What do you think of this reply to the problem of evil: the “best of all possible worlds” reply?

Life is merely a bridge over which we pass and where we should not linger to build our dwelling.

Attach yourself to this world and you thereby attach yourself to illusion.

All so-called ‘evils’ are no such thing, they don’t even exist.

Evil is a concept evolved, elaborated and shaped by the human mind over aeons. It’s roots lie in the individual fight for survival.

The basic war between the autonomous being and it’s environment is the source of morals.

Later, in man’s history, institutions develop, taking over and monopolising concepts, e.g., churches claim good and bad exist in the world and that they have the solution to the ‘problem’ of evil; legal systems claim right and wrong exist and can be solved through law; political systems claim their own to be just and others unjust; philosophical systems claim they can explain truth and falsity via logic; etc…

These institutions, with the consent and approval of what they deem a requisite consensus, then feed illusions to a largely ignorant and unsuspecting mass-market perverting what is essentially pure and simple self-interest into something which serves the interest of the institution itself!

No, I’m not advocating anarchy or revolution. I’m merely pointing out that there is no problem with evil in the world only a problem with the evil I myself create for me myself alone.

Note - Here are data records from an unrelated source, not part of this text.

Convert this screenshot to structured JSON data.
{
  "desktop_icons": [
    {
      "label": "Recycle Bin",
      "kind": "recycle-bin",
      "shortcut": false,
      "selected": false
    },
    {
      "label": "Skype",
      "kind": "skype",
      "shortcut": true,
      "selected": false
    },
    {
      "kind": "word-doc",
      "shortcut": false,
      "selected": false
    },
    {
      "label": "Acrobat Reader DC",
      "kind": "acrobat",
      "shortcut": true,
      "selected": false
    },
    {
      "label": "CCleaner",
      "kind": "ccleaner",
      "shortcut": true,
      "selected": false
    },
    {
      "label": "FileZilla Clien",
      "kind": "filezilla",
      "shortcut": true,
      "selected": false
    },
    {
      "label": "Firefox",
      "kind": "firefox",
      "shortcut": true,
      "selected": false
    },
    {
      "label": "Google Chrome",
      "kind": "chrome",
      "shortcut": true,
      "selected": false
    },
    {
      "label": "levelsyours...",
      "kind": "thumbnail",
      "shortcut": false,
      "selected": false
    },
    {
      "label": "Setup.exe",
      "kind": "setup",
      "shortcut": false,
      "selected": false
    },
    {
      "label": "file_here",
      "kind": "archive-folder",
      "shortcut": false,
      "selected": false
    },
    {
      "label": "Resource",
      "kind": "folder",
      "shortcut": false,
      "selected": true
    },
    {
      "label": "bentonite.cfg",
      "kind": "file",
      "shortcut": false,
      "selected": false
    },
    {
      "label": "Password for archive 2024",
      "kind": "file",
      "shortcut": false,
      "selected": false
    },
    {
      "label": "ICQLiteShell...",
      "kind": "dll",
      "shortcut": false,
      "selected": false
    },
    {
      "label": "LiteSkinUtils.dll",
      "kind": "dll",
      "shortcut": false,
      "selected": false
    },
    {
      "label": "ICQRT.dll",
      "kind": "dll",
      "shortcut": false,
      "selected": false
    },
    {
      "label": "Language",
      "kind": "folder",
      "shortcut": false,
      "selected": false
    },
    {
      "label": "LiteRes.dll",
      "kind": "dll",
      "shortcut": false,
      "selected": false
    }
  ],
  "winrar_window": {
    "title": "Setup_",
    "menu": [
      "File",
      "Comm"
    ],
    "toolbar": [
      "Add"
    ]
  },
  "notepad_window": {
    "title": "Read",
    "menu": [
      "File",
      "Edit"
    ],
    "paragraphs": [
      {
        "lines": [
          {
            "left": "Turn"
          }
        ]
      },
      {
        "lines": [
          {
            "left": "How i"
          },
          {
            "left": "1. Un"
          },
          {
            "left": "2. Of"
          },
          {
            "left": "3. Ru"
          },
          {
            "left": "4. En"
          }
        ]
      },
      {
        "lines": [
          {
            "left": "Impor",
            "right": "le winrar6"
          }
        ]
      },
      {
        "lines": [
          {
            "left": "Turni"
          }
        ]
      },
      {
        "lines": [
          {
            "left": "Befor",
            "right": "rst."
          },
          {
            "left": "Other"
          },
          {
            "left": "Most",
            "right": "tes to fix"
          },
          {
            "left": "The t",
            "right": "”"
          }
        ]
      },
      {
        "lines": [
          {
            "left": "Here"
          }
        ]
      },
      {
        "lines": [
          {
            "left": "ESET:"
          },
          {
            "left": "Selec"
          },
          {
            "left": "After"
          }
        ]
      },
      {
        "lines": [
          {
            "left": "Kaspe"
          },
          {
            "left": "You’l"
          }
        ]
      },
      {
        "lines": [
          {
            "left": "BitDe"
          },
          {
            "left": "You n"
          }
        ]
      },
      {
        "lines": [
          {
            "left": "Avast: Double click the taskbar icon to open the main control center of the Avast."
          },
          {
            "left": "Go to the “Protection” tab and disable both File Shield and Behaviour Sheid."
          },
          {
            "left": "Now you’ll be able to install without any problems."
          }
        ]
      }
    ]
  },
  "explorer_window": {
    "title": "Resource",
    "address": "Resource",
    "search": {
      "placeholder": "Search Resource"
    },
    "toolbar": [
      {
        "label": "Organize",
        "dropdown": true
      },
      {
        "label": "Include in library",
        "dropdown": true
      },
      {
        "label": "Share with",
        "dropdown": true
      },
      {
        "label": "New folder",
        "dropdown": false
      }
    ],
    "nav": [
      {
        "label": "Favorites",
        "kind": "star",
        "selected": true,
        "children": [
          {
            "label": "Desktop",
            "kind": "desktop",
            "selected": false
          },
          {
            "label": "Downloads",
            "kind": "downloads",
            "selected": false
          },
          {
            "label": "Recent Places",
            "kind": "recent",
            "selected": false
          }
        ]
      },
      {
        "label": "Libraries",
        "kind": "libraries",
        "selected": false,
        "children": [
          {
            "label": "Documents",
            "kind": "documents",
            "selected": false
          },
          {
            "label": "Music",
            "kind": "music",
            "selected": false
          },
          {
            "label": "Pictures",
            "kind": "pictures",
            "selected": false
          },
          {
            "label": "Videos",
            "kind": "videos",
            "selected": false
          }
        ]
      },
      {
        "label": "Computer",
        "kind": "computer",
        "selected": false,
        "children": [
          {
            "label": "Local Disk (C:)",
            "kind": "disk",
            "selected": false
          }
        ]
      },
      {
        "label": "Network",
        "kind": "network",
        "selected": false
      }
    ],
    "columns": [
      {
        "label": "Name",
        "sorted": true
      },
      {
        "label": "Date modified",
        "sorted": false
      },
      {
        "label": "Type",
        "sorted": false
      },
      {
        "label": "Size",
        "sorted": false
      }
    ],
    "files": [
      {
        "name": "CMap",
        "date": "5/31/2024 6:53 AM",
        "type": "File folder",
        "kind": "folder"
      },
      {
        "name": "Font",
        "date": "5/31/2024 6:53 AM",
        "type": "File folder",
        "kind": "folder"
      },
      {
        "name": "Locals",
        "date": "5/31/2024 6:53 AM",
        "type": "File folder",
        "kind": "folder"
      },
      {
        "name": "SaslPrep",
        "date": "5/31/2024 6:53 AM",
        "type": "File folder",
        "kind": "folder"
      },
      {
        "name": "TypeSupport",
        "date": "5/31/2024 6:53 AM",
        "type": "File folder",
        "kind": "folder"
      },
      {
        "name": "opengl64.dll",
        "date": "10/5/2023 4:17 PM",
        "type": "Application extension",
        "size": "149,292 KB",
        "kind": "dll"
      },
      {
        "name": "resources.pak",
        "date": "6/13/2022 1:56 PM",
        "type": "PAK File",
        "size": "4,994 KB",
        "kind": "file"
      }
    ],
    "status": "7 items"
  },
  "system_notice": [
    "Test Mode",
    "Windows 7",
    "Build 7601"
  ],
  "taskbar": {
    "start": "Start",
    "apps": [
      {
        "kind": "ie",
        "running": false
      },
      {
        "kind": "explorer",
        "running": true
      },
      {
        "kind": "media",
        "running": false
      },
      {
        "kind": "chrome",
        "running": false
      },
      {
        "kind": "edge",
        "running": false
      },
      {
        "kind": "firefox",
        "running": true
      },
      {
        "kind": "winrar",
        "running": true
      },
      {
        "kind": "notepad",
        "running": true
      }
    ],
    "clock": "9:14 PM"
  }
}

Yes, I believe evil exists. I find the cruelty of humanity very disturbing. It is in our face daily, such as the 11 yr old girl just murdered, or what happened in Haiti last night, or someone killing civilians in Iraq, and on an on. One does not need an ego to find offense in such. These things are not a philisophical illusion, these things break my heart. Like Descates 3rd meditation, I believe God exists. There are some very compelling thoughts on this thread. I like to think that in God’s eternal realm, such human tragedy is not so painful and significant.

Ok I have a huge problem with this. Do you realize the implication of this? Your saying you’d rather for millions to suffer because therefore you can become a compassionate person and help them or make yourself feel better about their suffering by giving or doing some chairty. How absurd. I would rather not have compassion at all then to have somthing like wwII and the Holocaust. What good is you shedding tears and feeling bad for someone who suffers? That is what compassion is isn’t it? Women raped, children straved, murdered, tortured, and you justify this by claiming without this their wouldn’t be compassion!? Are you kidding…
And don’t you feel compassionate when a baby crys or another human being is very upset even when you don’t know the cause of the crying or being upset. Haven’t you ever felt bad for someone for some silly thing? And your telling me you would only know compassion because of such monstrasities as the Holocaust and other great evils in this best of all possible worlds.

What do you call taking someones family stripping them of all dignity and gassing them to death? What do you call of taking someones sister brutally raping and tourching her infront of you and then executing her?What would you call brutally raping and then ripping of the limbs of some woman? Are these mere concepts and abstractions!?

This is the world you live in not some matrix or illusion however much you’d like to believe. And if it were a matrix all an illusion are these monstrasities still justified!?

Evil for Leibniz was probable one of the greatest obstacles for him and I don’t think he was really satisfied with the “best of all possible worlds” thesis because this implies that a “better” world could not be conceived or that there are other worlds created which are inferior in order to establish what is “best” and still leaves us stuck with the “underachiever problem.”

Leibniz also has problems with the holiness argument which imposed that evil was not created but just a like hole was without cause through a privation because the creator still holds accountability for such holes.